The Grand Reveal

With all of that bluster out of the way, I’m very excited to announce that I will be joining the Harvard Business School as a research associate in November. This is not a tenure-track job but I will become one of the first data scientists on their HBX platform, which is their unique MOOC initiative focused on business education. I will be doing a mixture of both platform and academic research to understand the factors that contribute to learning and success in these contexts using both observational and experimental data.

I realize that the bloom is very much off the flower after some very public failures and very justified criticism in the MOOC space. But I also think there are important niches these can fill, even if they can’t and shouldn’t supplant other modes of education. I believe that HBX has identified a really interesting niche and strategy as well as made a big commitment in people and resources , so I’m excited to dig into where and how these approaches are succeeding or faltering. I’ve also been told Harvard employs a number of smart people and has something of a soapbox from which to publicize information. Seriously, I’m thrilled to be at the intersection of traditional business strategy and education, data-driven decision making, and collaborating with brilliant HBS faculty like Bharat Anand and HarvardX colleagues like Justin Reich.

“But Brian, you just spent a billion words talking a big game about industrial data science — what gives?” You’re right, I still don’t have any full-time experience working in industrial data science. You’re also right that I’m still in academia. Going back to my pro and con list — which is going to be different for every person — this role gave me an ideal mix between academia and industry: it is focused on research on learning at scale but it’s working on a product with very real customers and competitors. If I was looking for a longer-term career change, was more willing to relocate, had different skills and interests, or wasn’t solving a two-body problem, I would have made very different decisions.

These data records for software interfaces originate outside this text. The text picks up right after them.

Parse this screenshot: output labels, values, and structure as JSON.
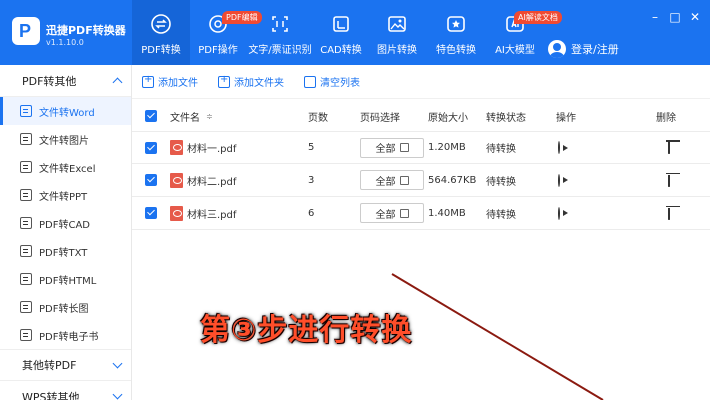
{
  "app": {
    "name": "迅捷PDF转换器",
    "version": "v1.1.10.0"
  },
  "window_controls": {
    "minimize": "–",
    "maximize": "□",
    "close": "✕"
  },
  "nav": [
    {
      "label": "PDF转换",
      "icon": "convert-icon",
      "active": true
    },
    {
      "label": "PDF操作",
      "icon": "pdf-operate-icon",
      "badge": "PDF编辑"
    },
    {
      "label": "文字/票证识别",
      "icon": "ocr-icon"
    },
    {
      "label": "CAD转换",
      "icon": "cad-icon"
    },
    {
      "label": "图片转换",
      "icon": "image-icon"
    },
    {
      "label": "特色转换",
      "icon": "special-icon"
    },
    {
      "label": "AI大模型",
      "icon": "ai-icon",
      "badge": "AI解读文档"
    }
  ],
  "login": {
    "label": "登录/注册"
  },
  "sidebar": {
    "group1": "PDF转其他",
    "items": [
      {
        "label": "文件转Word",
        "active": true
      },
      {
        "label": "文件转图片"
      },
      {
        "label": "文件转Excel"
      },
      {
        "label": "文件转PPT"
      },
      {
        "label": "PDF转CAD"
      },
      {
        "label": "PDF转TXT"
      },
      {
        "label": "PDF转HTML"
      },
      {
        "label": "PDF转长图"
      },
      {
        "label": "PDF转电子书"
      }
    ],
    "group2": "其他转PDF",
    "group3": "WPS转其他"
  },
  "toolbar": {
    "add_file": "添加文件",
    "add_folder": "添加文件夹",
    "clear_list": "清空列表"
  },
  "table": {
    "headers": {
      "name": "文件名",
      "sort": "≑",
      "pages": "页数",
      "range": "页码选择",
      "size": "原始大小",
      "status": "转换状态",
      "op": "操作",
      "del": "删除"
    },
    "rows": [
      {
        "name": "材料一.pdf",
        "pages": "5",
        "range": "全部",
        "size": "1.20MB",
        "status": "待转换"
      },
      {
        "name": "材料二.pdf",
        "pages": "3",
        "range": "全部",
        "size": "564.67KB",
        "status": "待转换"
      },
      {
        "name": "材料三.pdf",
        "pages": "6",
        "range": "全部",
        "size": "1.40MB",
        "status": "待转换"
      }
    ]
  },
  "overlay": {
    "step_text": "第③步进行转换"
  },
  "colors": {
    "brand": "#1b73f0",
    "badge": "#f04a32",
    "overlay_text": "#ff4e2a"
  }
}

Returning to the question of why write up something I’m not actually doing, I wanted to share my perspective of “how I almost went into industry” after four months of interviews with nearly a dozen different companies. Very little in academia prepares you to go on a market like this, but getting social scientists into data science roles is vital to ensure the right questions are being asked and the best inferences are being made from many types of data. The recruitment process will be upsetting and disorienting and the episodes from above may or may not resonate among those actually in industry. And I hope others will share their stories. But I wanted to especially target those of you in academia and are considering making the jump: you’re not alone and you should go for it.

Thanks for making it this far and feel free to get in touch if you have any questions. And many thanks to Alan, Lauren, Michael, Patti, Trey, and Ricarose for super valuable feedback on earlier versions of this post!